The primary players are scholars and intellectuals. But many others have joined the fray, which has led to a lawsuit regarding the textbook revision, local-level assembly members taking action against the books, the formation of antirevisionist groups and an editorial cross fire between major newspapers.
Results of this year’s textbook screening by the Education Ministry, to be released next month, may further fuel the debate, depending on the approved contents regarding comfort women, the euphemism for women mostly from Japanese-occupied parts of Asia who were forced to provide sex for Japanese soldiers during the war. Both sides of the debate agree there were such women at “comfort facilities,” but they sharply disagree on whether it was prostitution or slavery and whether Japanese authorities were responsible for the plight of these women.
Some people, including University of Tokyo Professor Nobukatsu Fujioka, claim Korean agents were responsible for making deals with the women’s parents or deceiving the women while recruiting. He also claims such business practices were common in those days, and it is wrong to apply today’s social values to such activities.
Others, including Chuo University Professor Yoshiaki Yoshimi, claim Japan violated international law because its army established and controlled comfort facilities. No matter how the women were recruited, forcing them, including minors, into sexual slavery must be condemned, according to Yoshimi.
Japanese-language World Wide Web sites discussing the issue include Yoshirin Watch at http://www.wink.co.jp/ yosirinwatch/kaigisitu. This Japan-was-not-wrong site has its mutually acknowledged counterpart in the Japan-was-wrong camp, which is called Jugun Ianfu Mondai Johoshitsu, or Information Room on Military Comfort Women http://www.saesparam. com/jugun/. Yoshirin Watch was created by supporters of Yoshinori Kobayashi, a charismatic cartoonist and founding member of the Group to Make New History Textbooks, which since December has been demanding that the Education Ministry delete textbook descriptions of the comfort women. Kobayashi has made arguments similar to Fujioka’s in his cartoons in the biweekly magazine Sapio. In the past, he focused on contentious issues like the cult Aum Shinrikyo and the HIV infection of hemophiliacs through contaminated blood products.
Two major newspapers, each with a circulation of several million, recently clashed on the issue. On March 31, the daily Asahi Shimbun, which is considered liberal, used its front page, an editorial and two other full pages to summarize past findings, concluding that the Imperial Japanese Army was “deeply involved” in sex slavery. The feature included an interview with former Chief Cabinet Secretary Yohei Kono, who stated in 1993 that comfort women from the Korean Peninsula were recruited, transferred and controlled “generally against their will.”
The Sankei Shimbun, a conservative national daily, immediately responded in its own editorial, saying the Asahi effectively admitted errors in its reports that the Japanese army conducted “slave hunting” to find comfort women. The Sankei also said testimony by 16 former comfort women, which led to the 1993 Kono statement, were not backed up by evidence.

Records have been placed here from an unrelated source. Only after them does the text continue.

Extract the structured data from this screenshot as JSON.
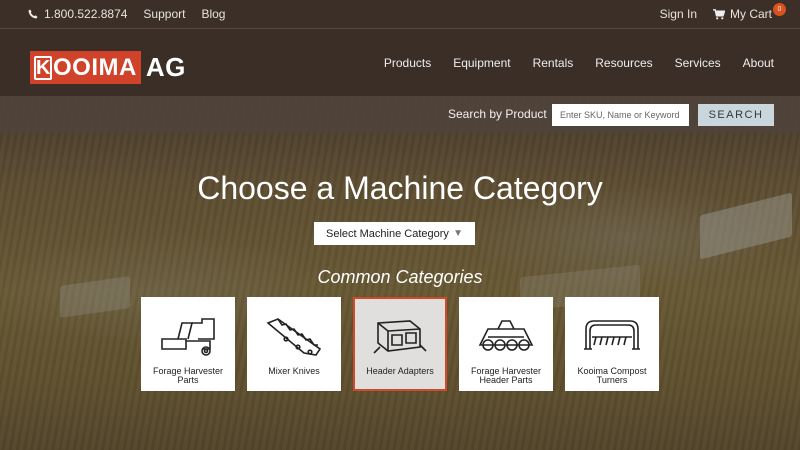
{
  "topbar": {
    "phone": "1.800.522.8874",
    "support": "Support",
    "blog": "Blog",
    "sign_in": "Sign In",
    "cart": "My Cart",
    "cart_count": "0"
  },
  "header": {
    "logo_main": "OOIMA",
    "logo_k": "K",
    "logo_suffix": "AG",
    "nav": [
      "Products",
      "Equipment",
      "Rentals",
      "Resources",
      "Services",
      "About"
    ]
  },
  "search": {
    "label": "Search by Product",
    "placeholder": "Enter SKU, Name or Keyword",
    "button": "SEARCH"
  },
  "hero": {
    "title": "Choose a Machine Category",
    "select_value": "Select Machine Category",
    "subtitle": "Common Categories"
  },
  "categories": [
    {
      "label": "Forage Harvester Parts",
      "icon": "harvester-icon",
      "active": false
    },
    {
      "label": "Mixer Knives",
      "icon": "knife-icon",
      "active": false
    },
    {
      "label": "Header Adapters",
      "icon": "adapter-icon",
      "active": true
    },
    {
      "label": "Forage Harvester Header Parts",
      "icon": "header-icon",
      "active": false
    },
    {
      "label": "Kooima Compost Turners",
      "icon": "turner-icon",
      "active": false
    }
  ],
  "colors": {
    "accent": "#d0432a",
    "header_bg": "#3a2e27",
    "search_btn": "#c9d6dc"
  }
}
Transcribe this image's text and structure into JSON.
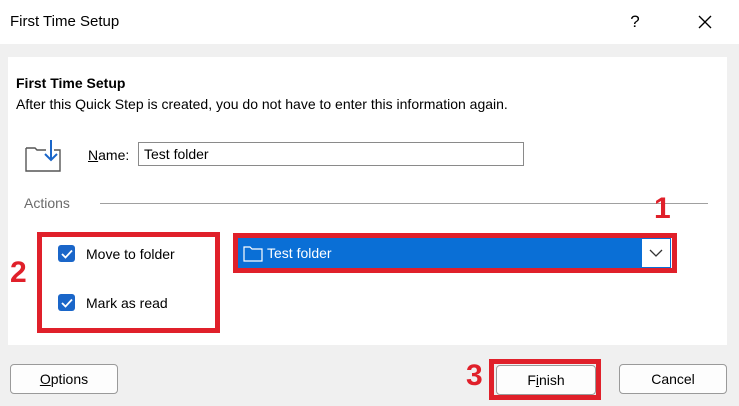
{
  "window": {
    "title": "First Time Setup",
    "help_label": "?"
  },
  "content": {
    "heading": "First Time Setup",
    "description": "After this Quick Step is created, you do not have to enter this information again."
  },
  "name": {
    "label_accel": "N",
    "label_rest": "ame:",
    "value": "Test folder"
  },
  "actions": {
    "label": "Actions",
    "items": [
      {
        "label": "Move to folder",
        "checked": true
      },
      {
        "label": "Mark as read",
        "checked": true
      }
    ],
    "folder_select": {
      "value": "Test folder"
    }
  },
  "annotations": {
    "marker_1": "1",
    "marker_2": "2",
    "marker_3": "3",
    "color": "#e0202a"
  },
  "buttons": {
    "options": {
      "accel": "O",
      "rest": "ptions"
    },
    "finish": {
      "pre": "F",
      "accel": "i",
      "rest": "nish"
    },
    "cancel": "Cancel"
  },
  "colors": {
    "accent": "#1a66c9",
    "select_bg": "#0a6fd6"
  }
}
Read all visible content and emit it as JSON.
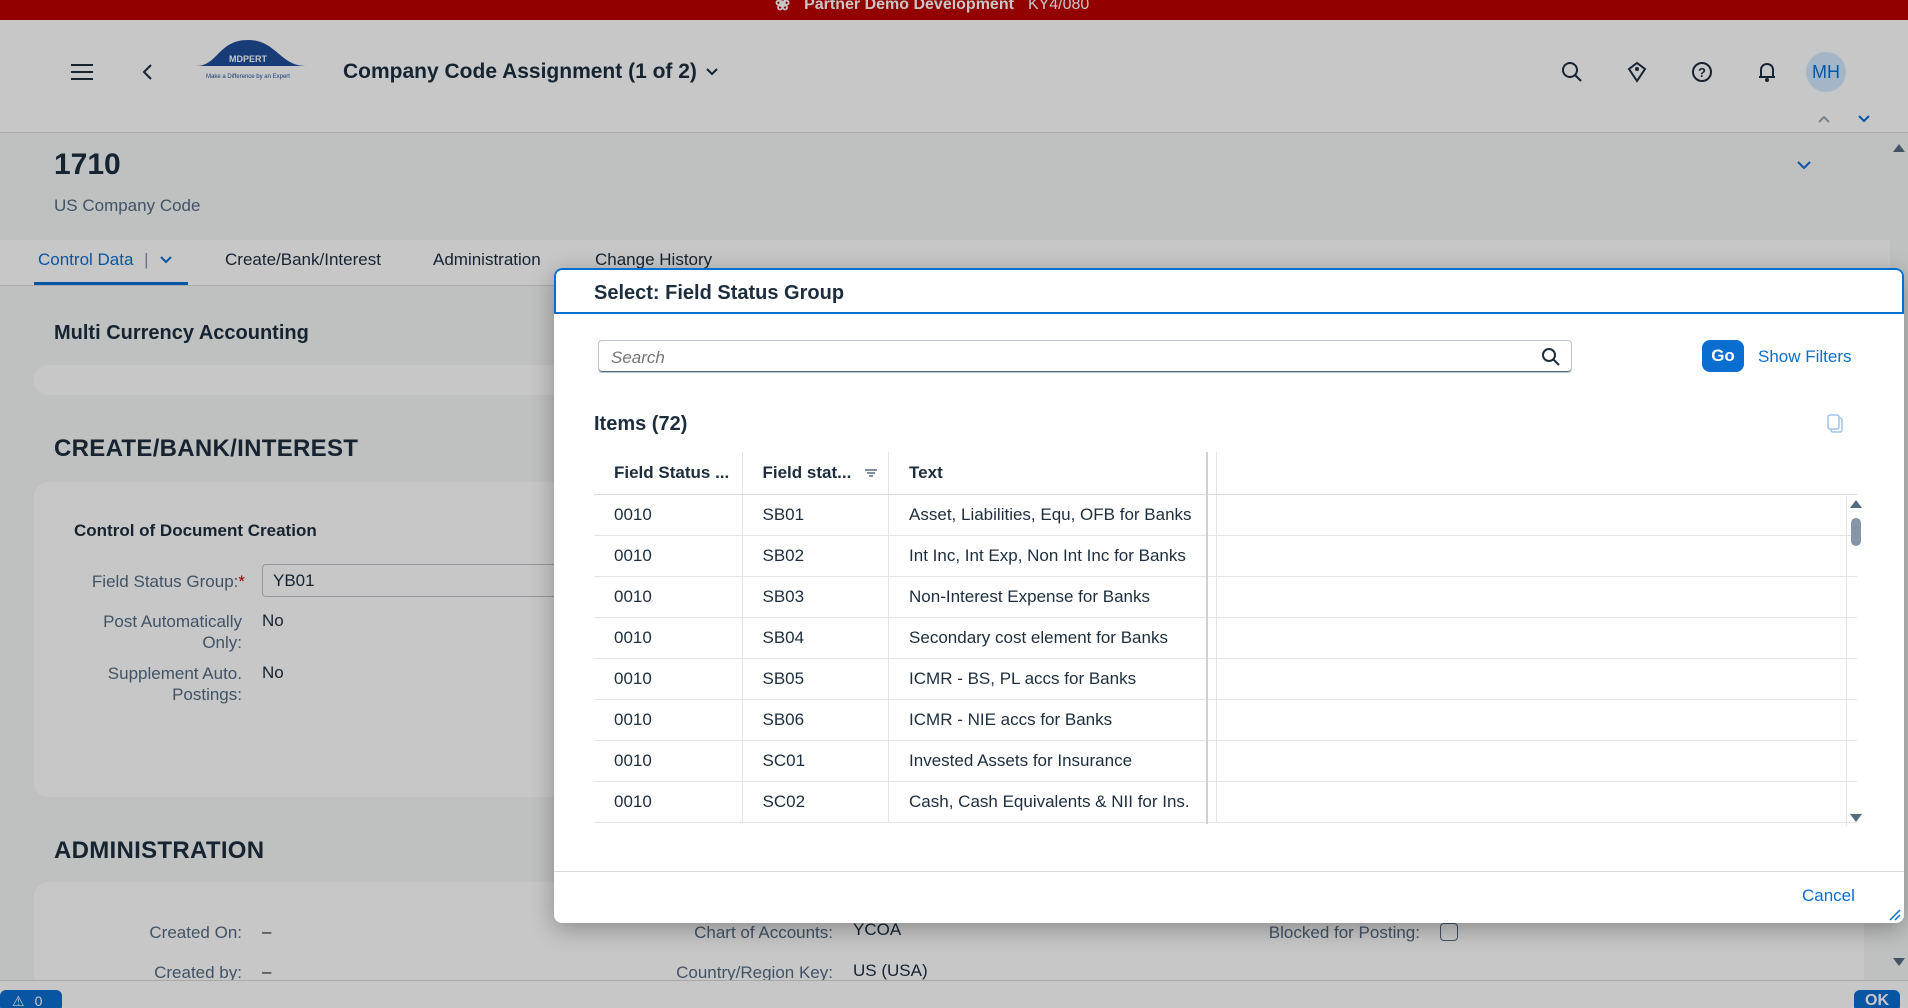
{
  "system_bar": {
    "title": "Partner Demo Development",
    "system_id": "KY4/080"
  },
  "shell": {
    "logo_text": "MDPERT",
    "logo_tagline": "Make a Difference by an Expert",
    "app_title": "Company Code Assignment (1 of 2)",
    "avatar_initials": "MH"
  },
  "object": {
    "title": "1710",
    "subtitle": "US Company Code"
  },
  "tabs": [
    {
      "label": "Control Data",
      "active": true
    },
    {
      "label": "Create/Bank/Interest"
    },
    {
      "label": "Administration"
    },
    {
      "label": "Change History"
    }
  ],
  "sections": {
    "multi_currency": "Multi Currency Accounting",
    "create_bank": "CREATE/BANK/INTEREST",
    "doc_creation": "Control of Document Creation",
    "administration": "ADMINISTRATION"
  },
  "fields": {
    "field_status_group": {
      "label": "Field Status Group:",
      "required_mark": "*",
      "value": "YB01"
    },
    "post_auto": {
      "label_1": "Post Automatically",
      "label_2": "Only:",
      "value": "No"
    },
    "supplement": {
      "label_1": "Supplement Auto.",
      "label_2": "Postings:",
      "value": "No"
    },
    "created_on": {
      "label": "Created On:",
      "value": "–"
    },
    "created_by": {
      "label": "Created by:",
      "value": "–"
    },
    "chart_of_accounts": {
      "label": "Chart of Accounts:",
      "value": "YCOA"
    },
    "country": {
      "label": "Country/Region Key:",
      "value": "US (USA)"
    },
    "blocked": {
      "label": "Blocked for Posting:",
      "checked": false
    }
  },
  "dialog": {
    "title": "Select: Field Status Group",
    "search_placeholder": "Search",
    "go_label": "Go",
    "show_filters_label": "Show Filters",
    "items_title": "Items (72)",
    "columns": [
      "Field Status ...",
      "Field stat...",
      "Text"
    ],
    "rows": [
      {
        "variant": "0010",
        "group": "SB01",
        "text": "Asset, Liabilities, Equ, OFB for Banks"
      },
      {
        "variant": "0010",
        "group": "SB02",
        "text": "Int Inc, Int Exp, Non Int Inc for Banks"
      },
      {
        "variant": "0010",
        "group": "SB03",
        "text": "Non-Interest Expense for Banks"
      },
      {
        "variant": "0010",
        "group": "SB04",
        "text": "Secondary cost element for Banks"
      },
      {
        "variant": "0010",
        "group": "SB05",
        "text": "ICMR - BS, PL accs for Banks"
      },
      {
        "variant": "0010",
        "group": "SB06",
        "text": "ICMR - NIE accs for Banks"
      },
      {
        "variant": "0010",
        "group": "SC01",
        "text": "Invested Assets for Insurance"
      },
      {
        "variant": "0010",
        "group": "SC02",
        "text": "Cash, Cash Equivalents & NII for Ins."
      }
    ],
    "cancel_label": "Cancel"
  },
  "footer": {
    "message_count": "0",
    "ok_label": "OK"
  },
  "colors": {
    "accent": "#0a6ed1",
    "system_bar": "#bb0000"
  }
}
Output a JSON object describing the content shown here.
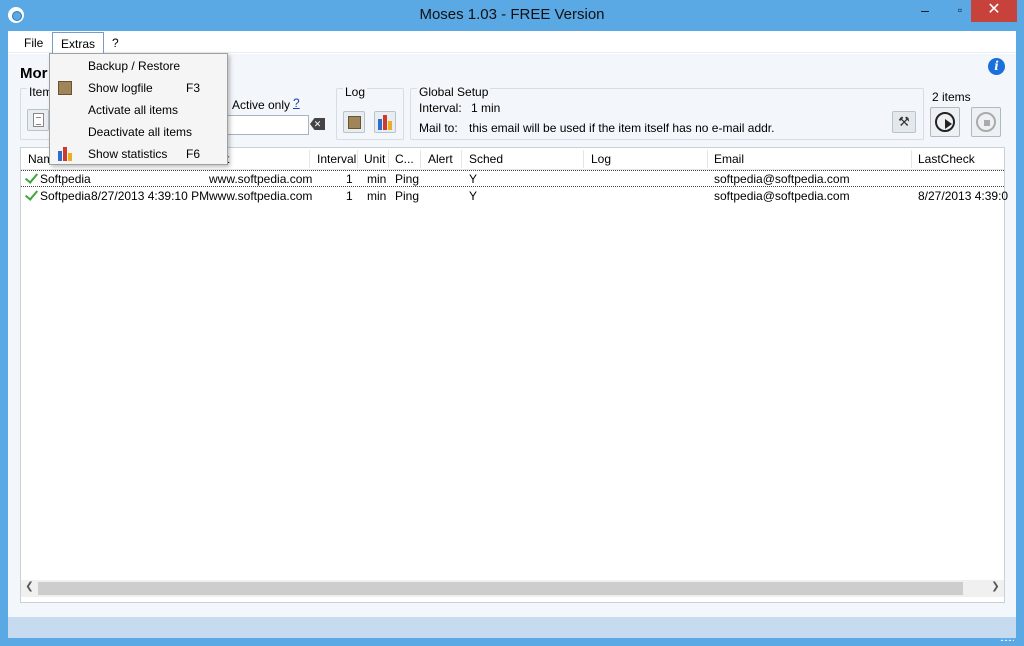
{
  "window": {
    "title": "Moses 1.03  -  FREE Version",
    "min_glyph": "‒",
    "max_glyph": "▫",
    "close_glyph": "✕"
  },
  "menu": {
    "file": "File",
    "extras": "Extras",
    "help": "?"
  },
  "dropdown": {
    "items": [
      {
        "label": "Backup / Restore",
        "shortcut": "",
        "icon": ""
      },
      {
        "label": "Show logfile",
        "shortcut": "F3",
        "icon": "logfile-icon"
      },
      {
        "label": "Activate all items",
        "shortcut": "",
        "icon": ""
      },
      {
        "label": "Deactivate all items",
        "shortcut": "",
        "icon": ""
      },
      {
        "label": "Show statistics",
        "shortcut": "F6",
        "icon": "statistics-icon"
      }
    ]
  },
  "toolbar": {
    "page_title": "Mor",
    "info_glyph": "i",
    "item_group": "Item",
    "active_only": "Active only",
    "active_help": "?",
    "filter_value": "",
    "log_group": "Log",
    "global_group": "Global Setup",
    "interval_label": "Interval:",
    "interval_value": "1 min",
    "mail_label": "Mail to:",
    "mail_value": "this email will be used if the item itself has no e-mail addr.",
    "items_count": "2  items"
  },
  "table": {
    "headers": [
      "Name",
      "t",
      "Interval",
      "Unit",
      "C...",
      "Alert",
      "Sched",
      "Log",
      "Email",
      "LastCheck"
    ],
    "rows": [
      {
        "name": "Softpedia",
        "lastcheck_short": "",
        "target": "www.softpedia.com",
        "interval": "1",
        "unit": "min",
        "check": "Ping",
        "alert": "",
        "sched": "Y",
        "log": "",
        "email": "softpedia@softpedia.com",
        "lastcheck": ""
      },
      {
        "name": "Softpedia",
        "lastcheck_short": "8/27/2013 4:39:10 PM",
        "target": "www.softpedia.com",
        "interval": "1",
        "unit": "min",
        "check": "Ping",
        "alert": "",
        "sched": "Y",
        "log": "",
        "email": "softpedia@softpedia.com",
        "lastcheck": "8/27/2013 4:39:0"
      }
    ]
  },
  "colors": {
    "titlebar": "#5aa8e4",
    "close": "#c7423a",
    "check": "#3ca83c"
  }
}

The Education Ministry plans to announce in late June newly approved high school textbooks for next spring. Textbooks are screened every four years and last year’s process dealt with junior high school textbooks. Many of the new textbooks will reportedly have more detailed descriptions of comfort women than before, including testimony from the victims.
Nobuyoshi Takashima, a professor at the University of the Ryukyus who recently debated with Fujioka in the May 24 issue of the weekly magazine Shukan Gendai, is optimistic from an antirevisionist stand point. “Current high school textbooks already mention comfort women,” leaving no room to protest anew, Takashima said. “Besides, Mr. Fujioka has admitted in Shukan Gendai that textbooks aren’t everything in class.”